Other related articles

  • Directors to Watch 2021: Ethnic and Racial Diversity in the Boardroom
    Published November 24, 2021
    By Scott Chase
    Ethnic and Racial Board Composition Shows Slow GrowthnbspCompanies that dont accelerate the process will suffernbspnbspnbspA counterintuitive finding from a new study published in October shows effort ...
  • The Legislation That Created Modern Governance
    Published November 23, 2021
    By April Hall
    Three bills aimed to lay the foundation for corporate accountability and transparencynbspnbspnbspThree foundational federal corporate laws passed over the last 45 years shared a key goal to renew the ...
  • The Impact of the Foreign Corrupt Practices Act on Corporate Boards
    Published November 23, 2021
    By Michael Marquardt
    Tone at the top now includes ensuring business dealings are ethical and bribefreenbspnbspThe impact of the Foreign Corrupt Practices Act FCPA on corporations and their boards of directors has been eno ...
  • The Lasting, Positive Impact of Sarbanes-Oxley
    Published November 23, 2021
    By Michael W. Peregrine
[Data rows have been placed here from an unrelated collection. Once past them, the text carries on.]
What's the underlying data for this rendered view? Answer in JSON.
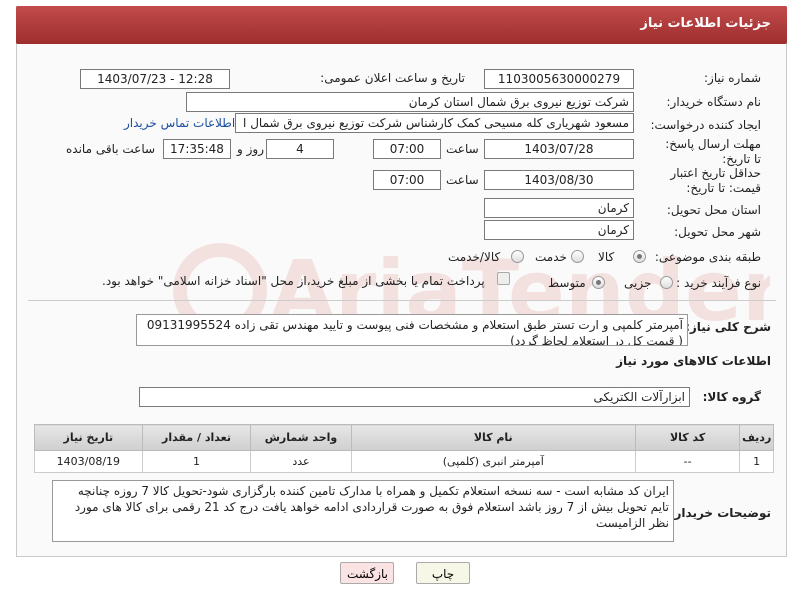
{
  "header": {
    "title": "جزئیات اطلاعات نیاز"
  },
  "form": {
    "need_number_label": "شماره نیاز:",
    "need_number": "1103005630000279",
    "announce_label": "تاریخ و ساعت اعلان عمومی:",
    "announce_value": "1403/07/23 - 12:28",
    "buyer_label": "نام دستگاه خریدار:",
    "buyer_value": "شرکت توزیع نیروی برق شمال استان کرمان",
    "requester_label": "ایجاد کننده درخواست:",
    "requester_value": "مسعود شهریاری کله مسیحی کمک کارشناس شرکت توزیع نیروی برق شمال ا",
    "contact_link": "اطلاعات تماس خریدار",
    "deadline_label": "مهلت ارسال پاسخ: تا تاریخ:",
    "deadline_date": "1403/07/28",
    "time_label": "ساعت",
    "deadline_time": "07:00",
    "days_value": "4",
    "days_label": "روز و",
    "remaining_time": "17:35:48",
    "remaining_label": "ساعت باقی مانده",
    "validity_label": "حداقل تاریخ اعتبار قیمت: تا تاریخ:",
    "validity_date": "1403/08/30",
    "validity_time": "07:00",
    "province_label": "استان محل تحویل:",
    "province_value": "کرمان",
    "city_label": "شهر محل تحویل:",
    "city_value": "کرمان",
    "category_label": "طبقه بندی موضوعی:",
    "category_options": [
      "کالا",
      "خدمت",
      "کالا/خدمت"
    ],
    "category_selected": "کالا",
    "process_label": "نوع فرآیند خرید :",
    "process_options": [
      "جزیی",
      "متوسط"
    ],
    "payment_note": "پرداخت تمام یا بخشی از مبلغ خرید،از محل \"اسناد خزانه اسلامی\" خواهد بود."
  },
  "general_desc": {
    "label": "شرح کلی نیاز:",
    "text": "آمپرمتر کلمپی و ارت تستر طبق استعلام و مشخصات فنی پیوست و تایید مهندس تقی زاده 09131995524  ( قیمت کل در استعلام لحاظ گردد)"
  },
  "goods_section": {
    "title": "اطلاعات کالاهای مورد نیاز",
    "group_label": "گروه کالا:",
    "group_value": "ابزارآلات الکتریکی"
  },
  "items_table": {
    "headers": [
      "ردیف",
      "کد کالا",
      "نام کالا",
      "واحد شمارش",
      "تعداد / مقدار",
      "تاریخ نیاز"
    ],
    "rows": [
      [
        "1",
        "--",
        "آمپرمتر انبری (کلمپی)",
        "عدد",
        "1",
        "1403/08/19"
      ]
    ]
  },
  "buyer_notes": {
    "label": "توضیحات خریدار:",
    "text": "ایران کد مشابه است - سه نسخه استعلام تکمیل و همراه با مدارک تامین کننده بارگزاری شود-تحویل کالا 7 روزه چنانچه تایم تحویل بیش از 7 روز باشد استعلام فوق به صورت قراردادی ادامه خواهد یافت  درج کد 21 رقمی برای کالا های مورد نظر الزامیست"
  },
  "buttons": {
    "print": "چاپ",
    "back": "بازگشت"
  },
  "watermark": {
    "text": "AriaTender.neT"
  },
  "colors": {
    "header": "#b03a3a",
    "link": "#1a4fa0",
    "back_button_bg": "#fbe3e3",
    "print_button_bg": "#f7f7e8"
  }
}
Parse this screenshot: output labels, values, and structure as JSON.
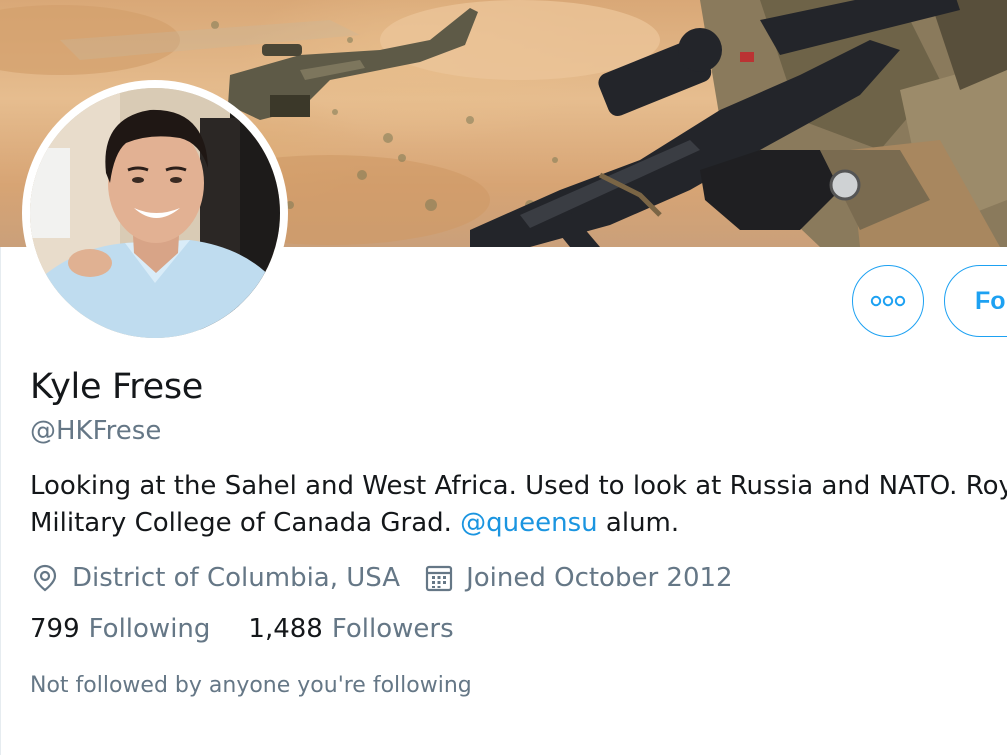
{
  "profile": {
    "name": "Kyle Frese",
    "handle": "@HKFrese",
    "bio_line1": "Looking at the Sahel and West Africa. Used to look at Russia and NATO. Royal",
    "bio_line2_prefix": "Military College of Canada Grad. ",
    "bio_mention": "@queensu",
    "bio_line2_suffix": " alum.",
    "location": "District of Columbia, USA",
    "joined": "Joined October 2012",
    "following_count": "799",
    "following_label": "Following",
    "followers_count": "1,488",
    "followers_label": "Followers",
    "not_followed_text": "Not followed by anyone you're following"
  },
  "actions": {
    "more_icon": "more-dots-icon",
    "follow_label": "Follow"
  },
  "icons": {
    "location": "location-pin-icon",
    "calendar": "calendar-icon"
  },
  "colors": {
    "accent": "#1da1f2",
    "link": "#1b95e0",
    "text_primary": "#14171a",
    "text_secondary": "#657786"
  }
}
    SOXs effect on corporate accountability is farreaching and effectivenbspnbspNext year will mark the 20th anniversary of the passage of the SarbanesOxley Act federal legislation that has had an enormou ...